While many may be visiting museum VR content on-the-fly at home or school, some museums have begun offering more advanced and immersive VR experiences. These can be classified into three basic types: the exhibit-based experience, the standalone experience, and the virtual proxy.
The exhibit-based experience offers visitors an immersive way to experience a traditional exhibit while at the museum. One example is the London V&A Museum’s Curious Alice, an exhibition that explores the Lewis Carroll classic novel Alice in Wonderland. Through their VR headsets, museum visitors are transported to various worlds where they interact with characters from Carroll’s novel. This is a uniquely interactive way to experience what would otherwise be an ordinary and static exhibit, greatly enhancing the visitor experience.
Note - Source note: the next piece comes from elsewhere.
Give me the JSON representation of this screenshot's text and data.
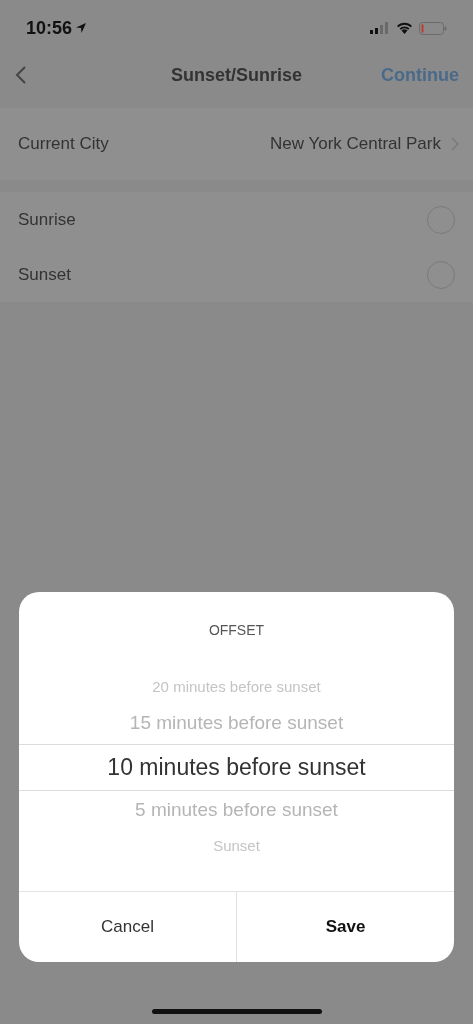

The Night Cafe: A VR Tribute to Van Gogh by Borrowed Light Studios is an example of a standalone experience. Not associated with any particular museum, this VR app lets users take an imaginary and immersive journey into the artist’s works. Museums could partner up with VR developers or host competitions for students to create VR experiences for their existing collections, transforming an existing experience into something new and exciting.
However, a totally unique way to experience a museum is the virtual proxy. Rather than merely enhancing the experience, VR is substituted for a physical museum, allowing users to visit museums that would otherwise be inaccessible to them. Through a virtual proxy experience, museums can cut operating expenses while having a global reach.
The Museum of Science Fiction is currently exploring this new type of museum experience and is focused on its educational potential. “To help explore this new horizon and its potential impacts, the Museum will open its first VR gallery in 2023,” says Greg Viggiano, Director of the Museum of Science Fiction. “This virtual reality experience will begin with ‘Creating Consciousness: Computers and Robots in Science Fiction.’ This exhibition examines a machine’s capacity to understand humanity and includes a VR tour inside of a quantum computer.”
As museum designers, we at SmithGroup rely on VR technology in our design process as well, particularly to help our clients understand museum spaces before they are built. “As valuable as virtual reality is to designers, our clients truly gain the largest benefits,” says David Fersh, Architect and Design Technology Leader at SmithGroup. “The user can move freely through a space and understand what it feels like through an interactive experience. For our clients, this means greater transparency and decision-making abilities in the design process.”
Ultimately, virtual reality provides a unique and transformative way to experience a museum, benefiting not only the visitor, but the museum as well. Many museums have already adopted this technology, while others are starting to catch up. It is easy to see how virtual reality will revolutionize the way we experience museums in the future.